Not in a "down" or "changing" market. Well, not so fast!
What kind of market are we in, anyway? "Correcting," "down," "changing," " hot," "competitive," "buyers'" or "sellers'" — You pick the adjective or type of market that best describes your own experience. I’ve had buyers lose properties in bidding wars and others get 20 percent off the asking price. I've had sellers accept an offer 15 percent off their asking price, and sellers who have signed contracts at 10 percent over the asking price — all in the same week!
Let’s take a step back. Where were the asking prices of these properties? Were they condos or co-ops? Where were they located: Brooklyn or Murray Hill? All of these questions are very relevant to how the market will treat either your sales listing or your purchase and your experience in this [insert your favorite adjective] market. I’ve reported in the past at #thetaleoftwomarkets, and this trend seems to be continuing. Maybe this is the new normal, if you can call it that.
Is Your Broker Leaving Money on the Table?
Co-brokering your most valued asset could be the difference between a best offer and leaving cash on the table!
A friend and fellow real estate powerhouse James Nelson at Cushman Wakefield reported last month on the power of the co-broke. I felt that it’s such an underrated topic that it needed to be given more attention. The brokerage community is such a powerful resource, with billions in pre-approved lending from thousands of well-qualified buyers represented by hungry buyer agents — who can’t get into your listing! It bewilders me that sellers' brokers would do a huge disservice to their sellers by blacklisting the brokerage community and cutting their sellers out of thousands, possibly hundreds of thousands of dollars, and they do it just to line their own pockets with 2 or 3 percent more commission.
"When fees and buyer pools are shared, properties generate a higher demand and price, resulting in the most value for everyone involved."
These actions are from an, albeit, small contingent of rogue brokers, but they are large and powerful enough to be ultra-annoying and utterly confusing to this agent. Why they are even in business is beyond me. The actions of these few agents are weakening our industry and giving brokers a bad name. Most of all, they cheat their owners out of money.
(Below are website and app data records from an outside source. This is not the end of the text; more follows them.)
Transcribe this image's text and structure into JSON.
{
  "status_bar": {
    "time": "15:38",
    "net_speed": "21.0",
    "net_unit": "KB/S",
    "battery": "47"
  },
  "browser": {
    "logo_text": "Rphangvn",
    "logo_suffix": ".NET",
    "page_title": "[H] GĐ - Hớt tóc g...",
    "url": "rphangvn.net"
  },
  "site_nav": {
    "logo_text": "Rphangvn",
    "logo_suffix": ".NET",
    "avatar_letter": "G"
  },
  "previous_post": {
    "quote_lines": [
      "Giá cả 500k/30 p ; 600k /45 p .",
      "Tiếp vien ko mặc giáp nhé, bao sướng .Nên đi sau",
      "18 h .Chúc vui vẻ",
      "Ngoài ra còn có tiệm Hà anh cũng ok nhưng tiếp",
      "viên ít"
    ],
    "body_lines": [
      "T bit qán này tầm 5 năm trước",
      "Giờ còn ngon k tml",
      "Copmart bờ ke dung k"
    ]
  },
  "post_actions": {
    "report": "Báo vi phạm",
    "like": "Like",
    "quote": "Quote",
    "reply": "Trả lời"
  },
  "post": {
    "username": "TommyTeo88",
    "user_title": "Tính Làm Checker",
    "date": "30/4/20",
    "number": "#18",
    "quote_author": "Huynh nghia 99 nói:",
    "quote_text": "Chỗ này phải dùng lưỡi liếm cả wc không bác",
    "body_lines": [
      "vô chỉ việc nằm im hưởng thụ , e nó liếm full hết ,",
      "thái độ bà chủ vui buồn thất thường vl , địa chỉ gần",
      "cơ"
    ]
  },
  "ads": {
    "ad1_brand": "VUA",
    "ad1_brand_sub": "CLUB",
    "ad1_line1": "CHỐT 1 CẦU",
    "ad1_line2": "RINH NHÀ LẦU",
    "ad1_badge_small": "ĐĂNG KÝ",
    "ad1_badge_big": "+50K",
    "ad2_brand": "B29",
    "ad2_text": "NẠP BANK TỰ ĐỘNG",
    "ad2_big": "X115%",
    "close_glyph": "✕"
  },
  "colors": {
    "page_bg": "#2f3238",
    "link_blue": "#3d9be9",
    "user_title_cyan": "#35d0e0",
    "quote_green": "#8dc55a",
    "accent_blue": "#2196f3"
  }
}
Owners, listen up! Cell phone photos, no floor plans and no marketing plan to the brokerage community will cost you money. Hire the best and most professional agents you can find. Make sure they have a well-proven plan. The little black book of hidden listings is long past.